LUXdynamics light are engineered from the get-go for specific uses – impacting the amount and direction of shadows and hot spots – that’s important for sports arenas, warehouses, industrial workspaces. These lights and fixtures aren’t cheap, but they are better.  In the process, this company, located in good old Reno, NV, has created jobs – eight full-time people, plus some subbed out work for handicapped people working in a shelter. The company also has sales reps around the country … more jobs elsewhere … that is what it’s all about: Job creation and bringing more money into the Reno economy.  Way to go! 

Have you seen these lights? Are they worth it?

Know of a unique business that I could blog about? Let me know!!!!

If you really want something, ….

I found this quote … which goes back to motivation:


“If you really want something, you can figure out how to make it happen”  — Cher

This is true for both positive and negative people …

A person in my life struggles with mild physical and psychological issues, yet this person usually figures out a way to be taken care of. If straightforward, conventional means don’t produce results, the next effort is manipulation.  This ranges from leaving out parts of a story to outright fabrication. I have learned to not take statements at face value — they rarely tell the whole story. Out of respect for a shared history, I stay in contact with this person, but I now limit contact and keep conversations light. That was a tough, but necessary choice. People have the right to live as they choose — and you (or I) cannot rescue them. 
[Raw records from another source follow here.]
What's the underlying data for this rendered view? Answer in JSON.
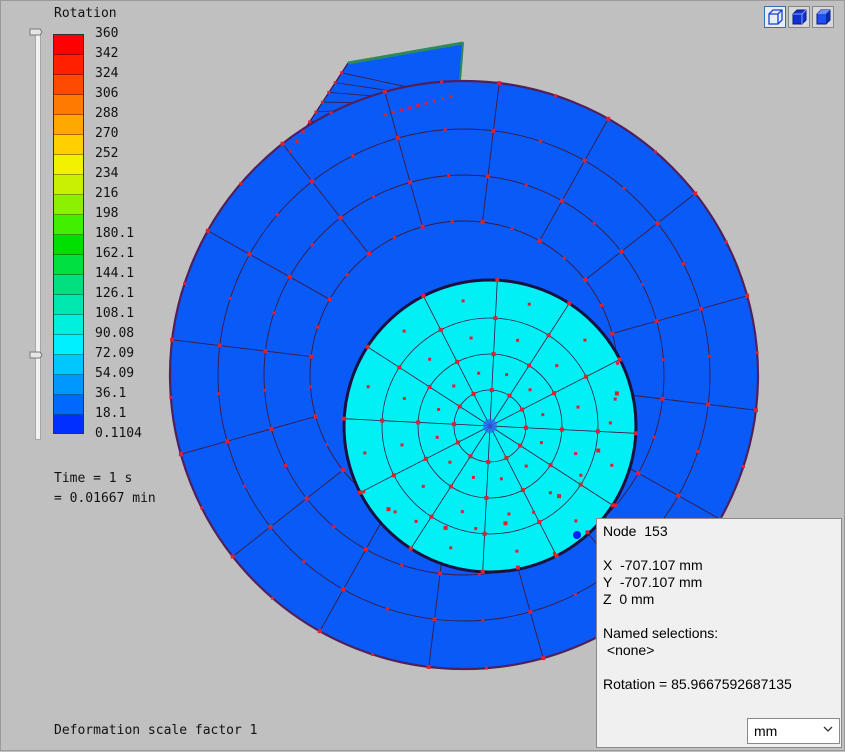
{
  "legend": {
    "title": "Rotation",
    "ticks": [
      "360",
      "342",
      "324",
      "306",
      "288",
      "270",
      "252",
      "234",
      "216",
      "198",
      "180.1",
      "162.1",
      "144.1",
      "126.1",
      "108.1",
      "90.08",
      "72.09",
      "54.09",
      "36.1",
      "18.1",
      "0.1104"
    ],
    "band_colors": [
      "#ff0000",
      "#ff2000",
      "#ff4a00",
      "#ff7a00",
      "#ffa800",
      "#ffd000",
      "#f2f200",
      "#c8f000",
      "#8cf000",
      "#40f000",
      "#00e000",
      "#00e040",
      "#00e080",
      "#00e8b0",
      "#00f0e0",
      "#00f0ff",
      "#00c8ff",
      "#0098ff",
      "#0068ff",
      "#0030ff"
    ]
  },
  "time": {
    "line1": "Time = 1 s",
    "line2": "= 0.01667 min"
  },
  "footer": {
    "deformation": "Deformation scale factor 1"
  },
  "view_buttons": [
    "wireframe-cube-icon",
    "solid-cube-icon",
    "shaded-cube-icon"
  ],
  "colors": {
    "outer_ring": "#0a5af8",
    "inner_disk": "#00f0f5",
    "mesh_line": "#3a1a40",
    "node": "#e02030",
    "selected_node": "#0020ff"
  },
  "node_info": {
    "title": "Node  153",
    "x": "X  -707.107 mm",
    "y": "Y  -707.107 mm",
    "z": "Z  0 mm",
    "named_label": "Named selections:",
    "named_value": " <none>",
    "result": "Rotation = 85.9667592687135",
    "units": "mm"
  }
}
Yet I still believe when honest effort, and honorable intentions, blend then good things happen. Motivation intertwines with innovation. Just move the self-imposed roadblocks — and amazing changes will happen. Good to remember … for business and life!